Start of MATERIAL TO PROCESS
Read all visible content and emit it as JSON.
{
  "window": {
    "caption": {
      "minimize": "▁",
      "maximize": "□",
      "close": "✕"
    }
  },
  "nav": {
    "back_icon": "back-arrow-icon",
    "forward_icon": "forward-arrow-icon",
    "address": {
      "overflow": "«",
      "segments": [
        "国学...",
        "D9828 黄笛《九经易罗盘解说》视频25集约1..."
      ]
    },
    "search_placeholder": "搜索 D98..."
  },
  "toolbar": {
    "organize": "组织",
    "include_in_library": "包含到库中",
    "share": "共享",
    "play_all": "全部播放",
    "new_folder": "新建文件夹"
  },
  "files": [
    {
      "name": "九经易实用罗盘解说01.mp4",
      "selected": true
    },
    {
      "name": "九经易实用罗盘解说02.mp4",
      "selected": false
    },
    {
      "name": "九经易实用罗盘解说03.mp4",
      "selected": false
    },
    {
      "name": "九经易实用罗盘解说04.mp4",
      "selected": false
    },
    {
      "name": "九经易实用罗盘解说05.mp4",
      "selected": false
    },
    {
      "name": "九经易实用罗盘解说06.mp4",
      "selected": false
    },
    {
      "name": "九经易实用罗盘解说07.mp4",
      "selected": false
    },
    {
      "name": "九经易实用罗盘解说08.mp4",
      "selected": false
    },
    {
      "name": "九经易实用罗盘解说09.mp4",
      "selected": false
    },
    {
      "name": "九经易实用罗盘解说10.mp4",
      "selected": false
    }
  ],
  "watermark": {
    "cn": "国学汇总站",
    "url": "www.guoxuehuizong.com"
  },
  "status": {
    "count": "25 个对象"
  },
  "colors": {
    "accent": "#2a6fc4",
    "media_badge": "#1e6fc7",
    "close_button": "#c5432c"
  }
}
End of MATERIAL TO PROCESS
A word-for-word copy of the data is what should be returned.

• _EXERCISE RESPONSE_
Read all visible content and emit it as JSON.
{
  "window": {
    "caption": {
      "minimize": "▁",
      "maximize": "□",
      "close": "✕"
    }
  },
  "nav": {
    "back_icon": "back-arrow-icon",
    "forward_icon": "forward-arrow-icon",
    "address": {
      "overflow": "«",
      "segments": [
        "国学...",
        "D9828 黄笛《九经易罗盘解说》视频25集约1..."
      ]
    },
    "search_placeholder": "搜索 D98..."
  },
  "toolbar": {
    "organize": "组织",
    "include_in_library": "包含到库中",
    "share": "共享",
    "play_all": "全部播放",
    "new_folder": "新建文件夹"
  },
  "files": [
    {
      "name": "九经易实用罗盘解说01.mp4",
      "selected": true
    },
    {
      "name": "九经易实用罗盘解说02.mp4",
      "selected": false
    },
    {
      "name": "九经易实用罗盘解说03.mp4",
      "selected": false
    },
    {
      "name": "九经易实用罗盘解说04.mp4",
      "selected": false
    },
    {
      "name": "九经易实用罗盘解说05.mp4",
      "selected": false
    },
    {
      "name": "九经易实用罗盘解说06.mp4",
      "selected": false
    },
    {
      "name": "九经易实用罗盘解说07.mp4",
      "selected": false
    },
    {
      "name": "九经易实用罗盘解说08.mp4",
      "selected": false
    },
    {
      "name": "九经易实用罗盘解说09.mp4",
      "selected": false
    },
    {
      "name": "九经易实用罗盘解说10.mp4",
      "selected": false
    }
  ],
  "watermark": {
    "cn": "国学汇总站",
    "url": "www.guoxuehuizong.com"
  },
  "status": {
    "count": "25 个对象"
  },
  "colors": {
    "accent": "#2a6fc4",
    "media_badge": "#1e6fc7",
    "close_button": "#c5432c"
  }
}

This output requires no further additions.